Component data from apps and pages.
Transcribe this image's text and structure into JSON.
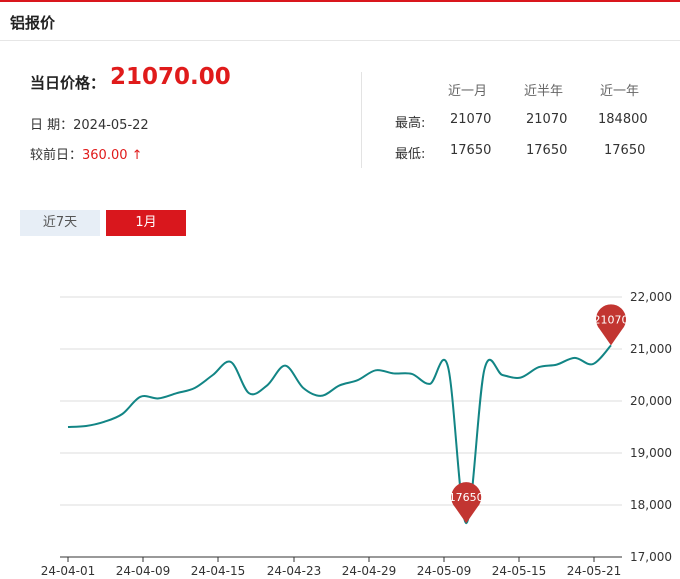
{
  "header": {
    "title": "铝报价"
  },
  "current": {
    "label": "当日价格：",
    "value": "21070.00",
    "date_label": "日 期：",
    "date": "2024-05-22",
    "change_label": "较前日：",
    "change": "360.00",
    "change_arrow": "↑"
  },
  "stats": {
    "columns": [
      "近一月",
      "近半年",
      "近一年"
    ],
    "rows": [
      {
        "label": "最高:",
        "values": [
          "21070",
          "21070",
          "184800"
        ]
      },
      {
        "label": "最低:",
        "values": [
          "17650",
          "17650",
          "17650"
        ]
      }
    ]
  },
  "tabs": [
    {
      "label": "近7天",
      "active": false
    },
    {
      "label": "1月",
      "active": true
    }
  ],
  "colors": {
    "accent": "#d9171d",
    "line": "#128585",
    "marker": "#c23531"
  },
  "chart_data": {
    "type": "line",
    "x_ticks": [
      "24-04-01",
      "24-04-09",
      "24-04-15",
      "24-04-23",
      "24-04-29",
      "24-05-09",
      "24-05-15",
      "24-05-21"
    ],
    "y_ticks": [
      "17,000",
      "18,000",
      "19,000",
      "20,000",
      "21,000",
      "22,000"
    ],
    "ylim": [
      17000,
      22000
    ],
    "grid": true,
    "series": [
      {
        "values": [
          19500,
          19520,
          19600,
          19750,
          20080,
          20050,
          20150,
          20250,
          20500,
          20750,
          20150,
          20300,
          20680,
          20250,
          20100,
          20300,
          20400,
          20590,
          20530,
          20520,
          20330,
          20650,
          17650,
          20600,
          20500,
          20450,
          20650,
          20700,
          20830,
          20710,
          21070
        ]
      }
    ],
    "markers": [
      {
        "label": "17650",
        "index": 22,
        "value": 17650
      },
      {
        "label": "21070",
        "index": 30,
        "value": 21070
      }
    ]
  }
}
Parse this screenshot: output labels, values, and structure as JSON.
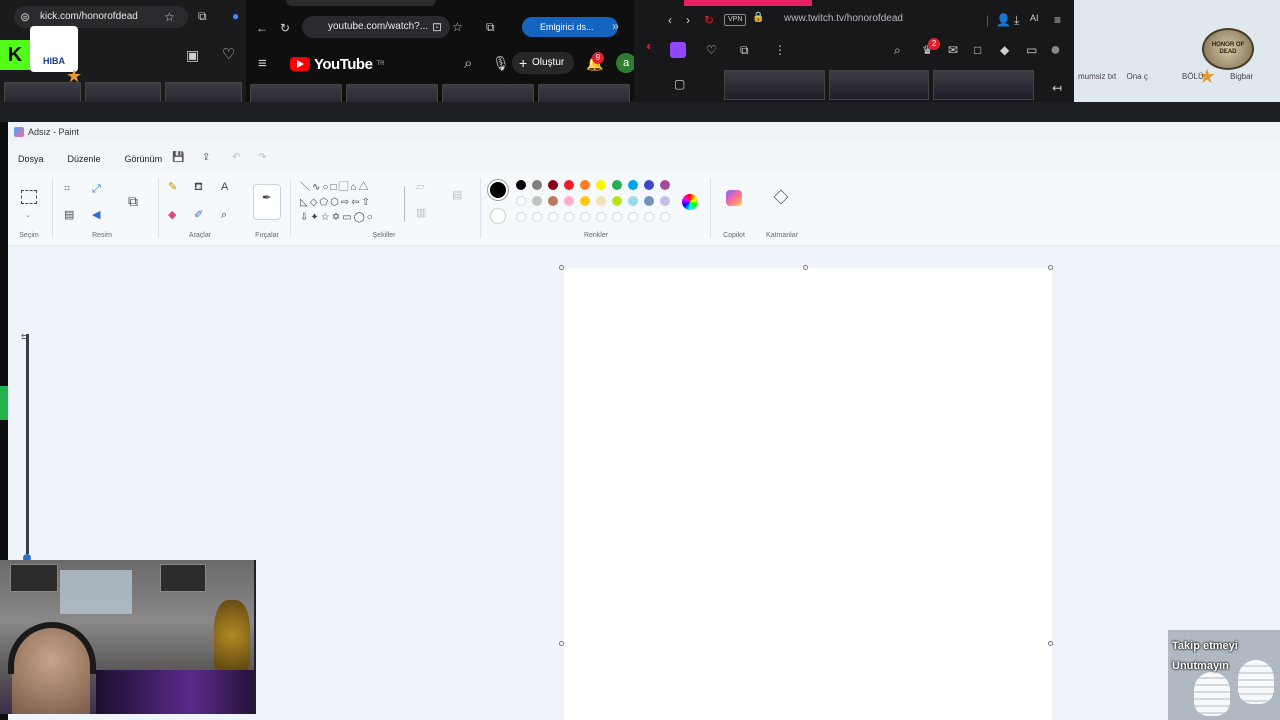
{
  "browser1": {
    "url": "kick.com/honorofdead",
    "kick_letter": "K",
    "logo_text": "HIBA"
  },
  "browser2": {
    "url": "youtube.com/watch?...",
    "pill": "Emlgirici ds...",
    "brand": "YouTube",
    "brand_sup": "TR",
    "create_label": "Oluştur",
    "notif_count": "9",
    "avatar_letter": "a"
  },
  "browser3": {
    "url": "www.twitch.tv/honorofdead",
    "vpn": "VPN",
    "notif_count": "2",
    "ai_label": "AI"
  },
  "browser4": {
    "seal_text": "HONOR OF DEAD",
    "tabs": [
      "mumsiz txt",
      "Ona ç",
      "BÖLÜ",
      "Bigbar"
    ]
  },
  "paint": {
    "title": "Adsız - Paint",
    "menu": [
      "Dosya",
      "Düzenle",
      "Görünüm"
    ],
    "groups": {
      "selection": "Seçim",
      "image": "Resim",
      "tools": "Araçlar",
      "brushes": "Fırçalar",
      "shapes": "Şekiller",
      "colors": "Renkler",
      "copilot": "Copilot",
      "layers": "Katmanlar"
    },
    "palette_row1": [
      "#000000",
      "#7f7f7f",
      "#880015",
      "#ed1c24",
      "#ff7f27",
      "#fff200",
      "#22b14c",
      "#00a2e8",
      "#3f48cc",
      "#a349a4"
    ],
    "palette_row2": [
      "#ffffff",
      "#c3c3c3",
      "#b97a57",
      "#ffaec9",
      "#ffc90e",
      "#efe4b0",
      "#b5e61d",
      "#99d9ea",
      "#7092be",
      "#c8bfe7"
    ],
    "primary_color": "#000000",
    "secondary_color": "#ffffff"
  },
  "overlay": {
    "follow_text": "Takip etmeyi\nUnutmayın"
  }
}
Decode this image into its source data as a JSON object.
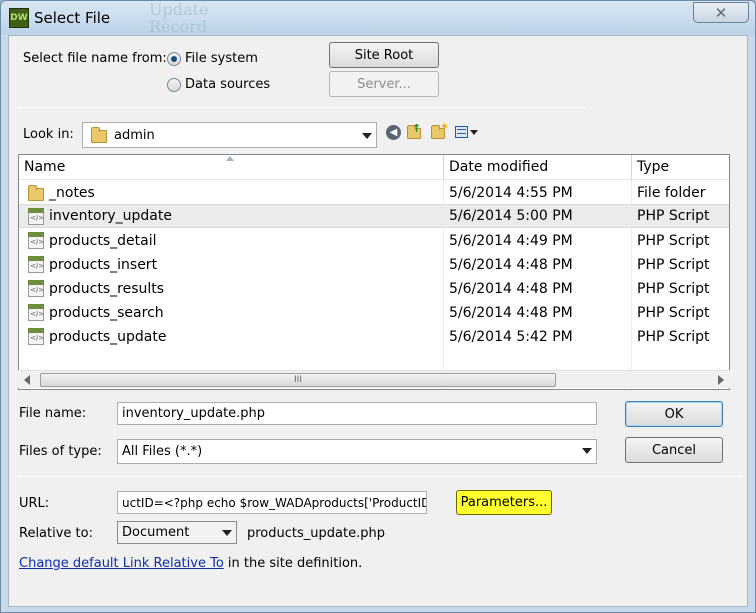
{
  "window": {
    "title": "Select File",
    "app_icon_text": "DW",
    "background_text": "Update\nRecord",
    "close_symbol": "✕"
  },
  "source": {
    "label": "Select file name from:",
    "options": [
      "File system",
      "Data sources"
    ],
    "selected": "File system",
    "site_root_button": "Site Root",
    "server_button": "Server..."
  },
  "look_in": {
    "label": "Look in:",
    "value": "admin",
    "icons": [
      "back-icon",
      "up-folder-icon",
      "new-folder-icon",
      "view-menu-icon"
    ]
  },
  "file_list": {
    "columns": [
      "Name",
      "Date modified",
      "Type"
    ],
    "rows": [
      {
        "name": "_notes",
        "date": "5/6/2014 4:55 PM",
        "type": "File folder",
        "icon": "folder-icon",
        "selected": false
      },
      {
        "name": "inventory_update",
        "date": "5/6/2014 5:00 PM",
        "type": "PHP Script",
        "icon": "php-file-icon",
        "selected": true
      },
      {
        "name": "products_detail",
        "date": "5/6/2014 4:49 PM",
        "type": "PHP Script",
        "icon": "php-file-icon",
        "selected": false
      },
      {
        "name": "products_insert",
        "date": "5/6/2014 4:48 PM",
        "type": "PHP Script",
        "icon": "php-file-icon",
        "selected": false
      },
      {
        "name": "products_results",
        "date": "5/6/2014 4:48 PM",
        "type": "PHP Script",
        "icon": "php-file-icon",
        "selected": false
      },
      {
        "name": "products_search",
        "date": "5/6/2014 4:48 PM",
        "type": "PHP Script",
        "icon": "php-file-icon",
        "selected": false
      },
      {
        "name": "products_update",
        "date": "5/6/2014 5:42 PM",
        "type": "PHP Script",
        "icon": "php-file-icon",
        "selected": false
      }
    ],
    "scroll_grip": "III"
  },
  "file_name": {
    "label": "File name:",
    "value": "inventory_update.php"
  },
  "files_of_type": {
    "label": "Files of type:",
    "value": "All Files (*.*)"
  },
  "buttons": {
    "ok": "OK",
    "cancel": "Cancel",
    "parameters": "Parameters..."
  },
  "url": {
    "label": "URL:",
    "value": "uctID=<?php echo $row_WADAproducts['ProductID"
  },
  "relative_to": {
    "label": "Relative to:",
    "value": "Document",
    "file": "products_update.php"
  },
  "footer": {
    "link": "Change default Link Relative To",
    "text": " in the site definition."
  },
  "colors": {
    "parameters_highlight": "#ffff30",
    "link": "#0b2fa8",
    "selected_row": "#ebebeb"
  }
}
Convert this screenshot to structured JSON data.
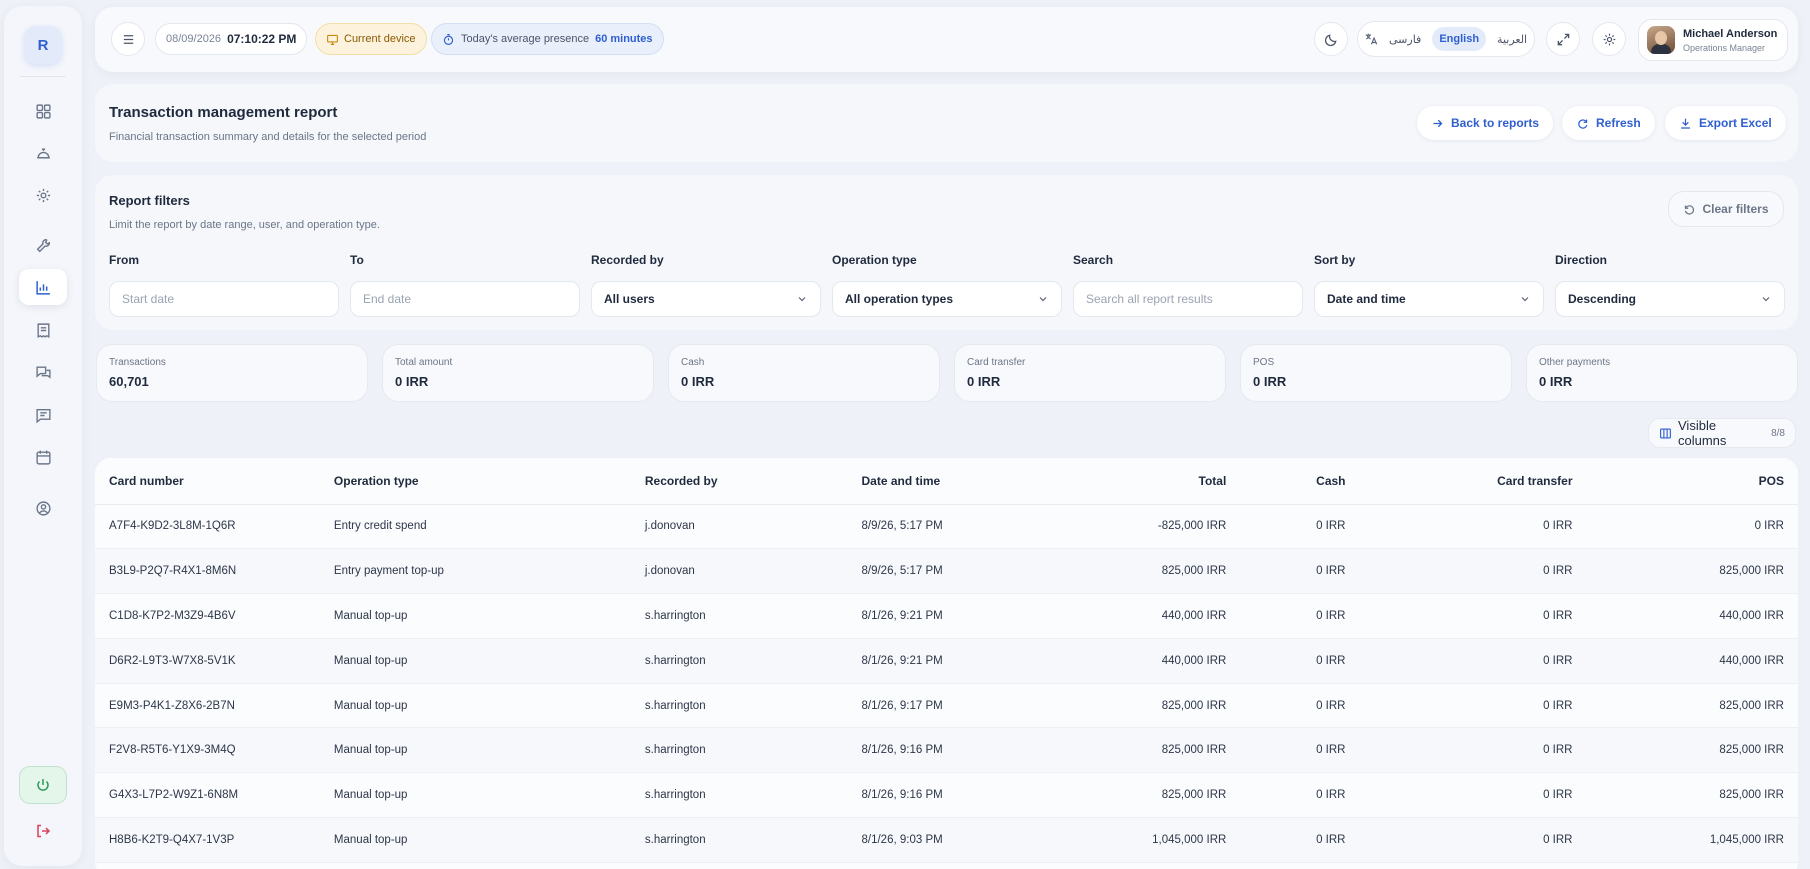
{
  "sidebar": {
    "logo_letter": "R",
    "items": [
      {
        "icon": "dashboard-icon",
        "active": false
      },
      {
        "icon": "service-bell-icon",
        "active": false
      },
      {
        "icon": "gear-icon",
        "active": false
      },
      {
        "icon": "wrench-icon",
        "active": false
      },
      {
        "icon": "bar-chart-icon",
        "active": true
      },
      {
        "icon": "receipt-icon",
        "active": false
      },
      {
        "icon": "chat-icon",
        "active": false
      },
      {
        "icon": "message-list-icon",
        "active": false
      },
      {
        "icon": "calendar-icon",
        "active": false
      },
      {
        "icon": "user-circle-icon",
        "active": false
      }
    ],
    "power_icon": "power-icon",
    "logout_icon": "logout-icon"
  },
  "topbar": {
    "date": "08/09/2026",
    "time": "07:10:22 PM",
    "device_label": "Current device",
    "presence_label": "Today's average presence",
    "presence_value": "60 minutes",
    "languages": [
      "فارسی",
      "English",
      "العربية"
    ],
    "active_language": "English",
    "user_name": "Michael Anderson",
    "user_role": "Operations Manager"
  },
  "header": {
    "title": "Transaction management report",
    "subtitle": "Financial transaction summary and details for the selected period",
    "back_label": "Back to reports",
    "refresh_label": "Refresh",
    "export_label": "Export Excel"
  },
  "filters": {
    "title": "Report filters",
    "subtitle": "Limit the report by date range, user, and operation type.",
    "clear_label": "Clear filters",
    "from_label": "From",
    "from_placeholder": "Start date",
    "to_label": "To",
    "to_placeholder": "End date",
    "recorded_label": "Recorded by",
    "recorded_value": "All users",
    "optype_label": "Operation type",
    "optype_value": "All operation types",
    "search_label": "Search",
    "search_placeholder": "Search all report results",
    "sort_label": "Sort by",
    "sort_value": "Date and time",
    "direction_label": "Direction",
    "direction_value": "Descending"
  },
  "stats": [
    {
      "label": "Transactions",
      "value": "60,701"
    },
    {
      "label": "Total amount",
      "value": "0 IRR"
    },
    {
      "label": "Cash",
      "value": "0 IRR"
    },
    {
      "label": "Card transfer",
      "value": "0 IRR"
    },
    {
      "label": "POS",
      "value": "0 IRR"
    },
    {
      "label": "Other payments",
      "value": "0 IRR"
    }
  ],
  "visible_columns": {
    "label": "Visible columns",
    "count": "8/8"
  },
  "table": {
    "headers": [
      "Card number",
      "Operation type",
      "Recorded by",
      "Date and time",
      "Total",
      "Cash",
      "Card transfer",
      "POS"
    ],
    "rows": [
      [
        "A7F4-K9D2-3L8M-1Q6R",
        "Entry credit spend",
        "j.donovan",
        "8/9/26, 5:17 PM",
        "-825,000 IRR",
        "0 IRR",
        "0 IRR",
        "0 IRR"
      ],
      [
        "B3L9-P2Q7-R4X1-8M6N",
        "Entry payment top-up",
        "j.donovan",
        "8/9/26, 5:17 PM",
        "825,000 IRR",
        "0 IRR",
        "0 IRR",
        "825,000 IRR"
      ],
      [
        "C1D8-K7P2-M3Z9-4B6V",
        "Manual top-up",
        "s.harrington",
        "8/1/26, 9:21 PM",
        "440,000 IRR",
        "0 IRR",
        "0 IRR",
        "440,000 IRR"
      ],
      [
        "D6R2-L9T3-W7X8-5V1K",
        "Manual top-up",
        "s.harrington",
        "8/1/26, 9:21 PM",
        "440,000 IRR",
        "0 IRR",
        "0 IRR",
        "440,000 IRR"
      ],
      [
        "E9M3-P4K1-Z8X6-2B7N",
        "Manual top-up",
        "s.harrington",
        "8/1/26, 9:17 PM",
        "825,000 IRR",
        "0 IRR",
        "0 IRR",
        "825,000 IRR"
      ],
      [
        "F2V8-R5T6-Y1X9-3M4Q",
        "Manual top-up",
        "s.harrington",
        "8/1/26, 9:16 PM",
        "825,000 IRR",
        "0 IRR",
        "0 IRR",
        "825,000 IRR"
      ],
      [
        "G4X3-L7P2-W9Z1-6N8M",
        "Manual top-up",
        "s.harrington",
        "8/1/26, 9:16 PM",
        "825,000 IRR",
        "0 IRR",
        "0 IRR",
        "825,000 IRR"
      ],
      [
        "H8B6-K2T9-Q4X7-1V3P",
        "Manual top-up",
        "s.harrington",
        "8/1/26, 9:03 PM",
        "1,045,000 IRR",
        "0 IRR",
        "0 IRR",
        "1,045,000 IRR"
      ]
    ]
  },
  "colors": {
    "accent": "#2f5fcf",
    "background": "#eef1f7",
    "danger": "#d9405a",
    "success": "#2e9a5a"
  }
}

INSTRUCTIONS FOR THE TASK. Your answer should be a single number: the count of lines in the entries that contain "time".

RESPONSE TO THE TASK. 3